**Directions for this task**
Using the data below, please return every line exactly as given.

Data extracted from a collection
——————
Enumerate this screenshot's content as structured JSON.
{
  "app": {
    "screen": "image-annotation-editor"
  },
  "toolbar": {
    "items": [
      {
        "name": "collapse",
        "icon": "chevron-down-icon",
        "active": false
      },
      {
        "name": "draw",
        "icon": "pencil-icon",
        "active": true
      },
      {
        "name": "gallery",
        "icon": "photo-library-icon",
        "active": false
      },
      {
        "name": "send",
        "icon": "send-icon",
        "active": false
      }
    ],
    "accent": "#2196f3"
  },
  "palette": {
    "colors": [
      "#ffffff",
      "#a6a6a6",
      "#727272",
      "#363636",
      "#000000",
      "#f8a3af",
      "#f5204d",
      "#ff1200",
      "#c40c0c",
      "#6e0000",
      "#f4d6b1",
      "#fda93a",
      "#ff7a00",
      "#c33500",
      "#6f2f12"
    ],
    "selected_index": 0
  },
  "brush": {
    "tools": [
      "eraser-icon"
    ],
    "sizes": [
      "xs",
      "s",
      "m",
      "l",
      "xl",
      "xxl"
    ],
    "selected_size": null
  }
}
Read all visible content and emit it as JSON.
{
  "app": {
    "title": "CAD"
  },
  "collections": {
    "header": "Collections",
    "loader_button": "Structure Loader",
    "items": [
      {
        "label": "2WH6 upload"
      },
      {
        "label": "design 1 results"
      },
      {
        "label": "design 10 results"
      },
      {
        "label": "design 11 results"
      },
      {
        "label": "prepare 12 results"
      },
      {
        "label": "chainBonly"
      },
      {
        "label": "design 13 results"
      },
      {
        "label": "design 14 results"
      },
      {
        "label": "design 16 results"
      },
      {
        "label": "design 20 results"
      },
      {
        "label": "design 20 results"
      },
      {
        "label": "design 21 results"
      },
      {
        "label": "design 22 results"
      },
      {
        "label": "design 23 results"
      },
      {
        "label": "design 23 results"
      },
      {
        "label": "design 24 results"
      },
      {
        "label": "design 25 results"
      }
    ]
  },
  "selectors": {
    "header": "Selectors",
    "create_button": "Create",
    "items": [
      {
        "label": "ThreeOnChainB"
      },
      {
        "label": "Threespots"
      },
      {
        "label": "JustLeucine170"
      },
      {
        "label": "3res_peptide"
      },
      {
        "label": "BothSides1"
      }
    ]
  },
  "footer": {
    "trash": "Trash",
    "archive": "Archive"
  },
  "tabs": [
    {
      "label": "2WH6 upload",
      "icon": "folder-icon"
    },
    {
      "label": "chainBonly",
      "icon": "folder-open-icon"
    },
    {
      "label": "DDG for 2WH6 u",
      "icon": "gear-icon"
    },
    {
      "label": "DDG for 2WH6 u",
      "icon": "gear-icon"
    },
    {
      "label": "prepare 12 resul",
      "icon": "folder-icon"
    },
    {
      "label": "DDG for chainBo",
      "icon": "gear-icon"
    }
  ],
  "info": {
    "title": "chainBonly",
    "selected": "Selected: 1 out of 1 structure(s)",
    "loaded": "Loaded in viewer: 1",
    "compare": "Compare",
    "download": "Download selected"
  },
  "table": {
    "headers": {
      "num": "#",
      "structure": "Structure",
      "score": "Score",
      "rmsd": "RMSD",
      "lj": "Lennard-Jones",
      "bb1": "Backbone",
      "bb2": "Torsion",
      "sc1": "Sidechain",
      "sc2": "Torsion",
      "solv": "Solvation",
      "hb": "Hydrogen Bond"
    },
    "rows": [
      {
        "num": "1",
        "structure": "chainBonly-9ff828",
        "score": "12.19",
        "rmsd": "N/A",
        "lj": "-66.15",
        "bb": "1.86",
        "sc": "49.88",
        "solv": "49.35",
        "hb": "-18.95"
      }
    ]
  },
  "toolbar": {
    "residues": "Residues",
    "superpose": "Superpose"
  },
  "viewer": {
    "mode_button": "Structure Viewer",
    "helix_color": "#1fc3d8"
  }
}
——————
**Solved exercise**
Enumerate this screenshot's content as structured JSON.
{
  "app": {
    "screen": "image-annotation-editor"
  },
  "toolbar": {
    "items": [
      {
        "name": "collapse",
        "icon": "chevron-down-icon",
        "active": false
      },
      {
        "name": "draw",
        "icon": "pencil-icon",
        "active": true
      },
      {
        "name": "gallery",
        "icon": "photo-library-icon",
        "active": false
      },
      {
        "name": "send",
        "icon": "send-icon",
        "active": false
      }
    ],
    "accent": "#2196f3"
  },
  "palette": {
    "colors": [
      "#ffffff",
      "#a6a6a6",
      "#727272",
      "#363636",
      "#000000",
      "#f8a3af",
      "#f5204d",
      "#ff1200",
      "#c40c0c",
      "#6e0000",
      "#f4d6b1",
      "#fda93a",
      "#ff7a00",
      "#c33500",
      "#6f2f12"
    ],
    "selected_index": 0
  },
  "brush": {
    "tools": [
      "eraser-icon"
    ],
    "sizes": [
      "xs",
      "s",
      "m",
      "l",
      "xl",
      "xxl"
    ],
    "selected_size": null
  }
}
Read all visible content and emit it as JSON.
{
  "app": {
    "title": "CAD"
  },
  "collections": {
    "header": "Collections",
    "loader_button": "Structure Loader",
    "items": [
      {
        "label": "2WH6 upload"
      },
      {
        "label": "design 1 results"
      },
      {
        "label": "design 10 results"
      },
      {
        "label": "design 11 results"
      },
      {
        "label": "prepare 12 results"
      },
      {
        "label": "chainBonly"
      },
      {
        "label": "design 13 results"
      },
      {
        "label": "design 14 results"
      },
      {
        "label": "design 16 results"
      },
      {
        "label": "design 20 results"
      },
      {
        "label": "design 20 results"
      },
      {
        "label": "design 21 results"
      },
      {
        "label": "design 22 results"
      },
      {
        "label": "design 23 results"
      },
      {
        "label": "design 23 results"
      },
      {
        "label": "design 24 results"
      },
      {
        "label": "design 25 results"
      }
    ]
  },
  "selectors": {
    "header": "Selectors",
    "create_button": "Create",
    "items": [
      {
        "label": "ThreeOnChainB"
      },
      {
        "label": "Threespots"
      },
      {
        "label": "JustLeucine170"
      },
      {
        "label": "3res_peptide"
      },
      {
        "label": "BothSides1"
      }
    ]
  },
  "footer": {
    "trash": "Trash",
    "archive": "Archive"
  },
  "tabs": [
    {
      "label": "2WH6 upload",
      "icon": "folder-icon"
    },
    {
      "label": "chainBonly",
      "icon": "folder-open-icon"
    },
    {
      "label": "DDG for 2WH6 u",
      "icon": "gear-icon"
    },
    {
      "label": "DDG for 2WH6 u",
      "icon": "gear-icon"
    },
    {
      "label": "prepare 12 resul",
      "icon": "folder-icon"
    },
    {
      "label": "DDG for chainBo",
      "icon": "gear-icon"
    }
  ],
  "info": {
    "title": "chainBonly",
    "selected": "Selected: 1 out of 1 structure(s)",
    "loaded": "Loaded in viewer: 1",
    "compare": "Compare",
    "download": "Download selected"
  },
  "table": {
    "headers": {
      "num": "#",
      "structure": "Structure",
      "score": "Score",
      "rmsd": "RMSD",
      "lj": "Lennard-Jones",
      "bb1": "Backbone",
      "bb2": "Torsion",
      "sc1": "Sidechain",
      "sc2": "Torsion",
      "solv": "Solvation",
      "hb": "Hydrogen Bond"
    },
    "rows": [
      {
        "num": "1",
        "structure": "chainBonly-9ff828",
        "score": "12.19",
        "rmsd": "N/A",
        "lj": "-66.15",
        "bb": "1.86",
        "sc": "49.88",
        "solv": "49.35",
        "hb": "-18.95"
      }
    ]
  },
  "toolbar": {
    "residues": "Residues",
    "superpose": "Superpose"
  },
  "viewer": {
    "mode_button": "Structure Viewer",
    "helix_color": "#1fc3d8"
  }
}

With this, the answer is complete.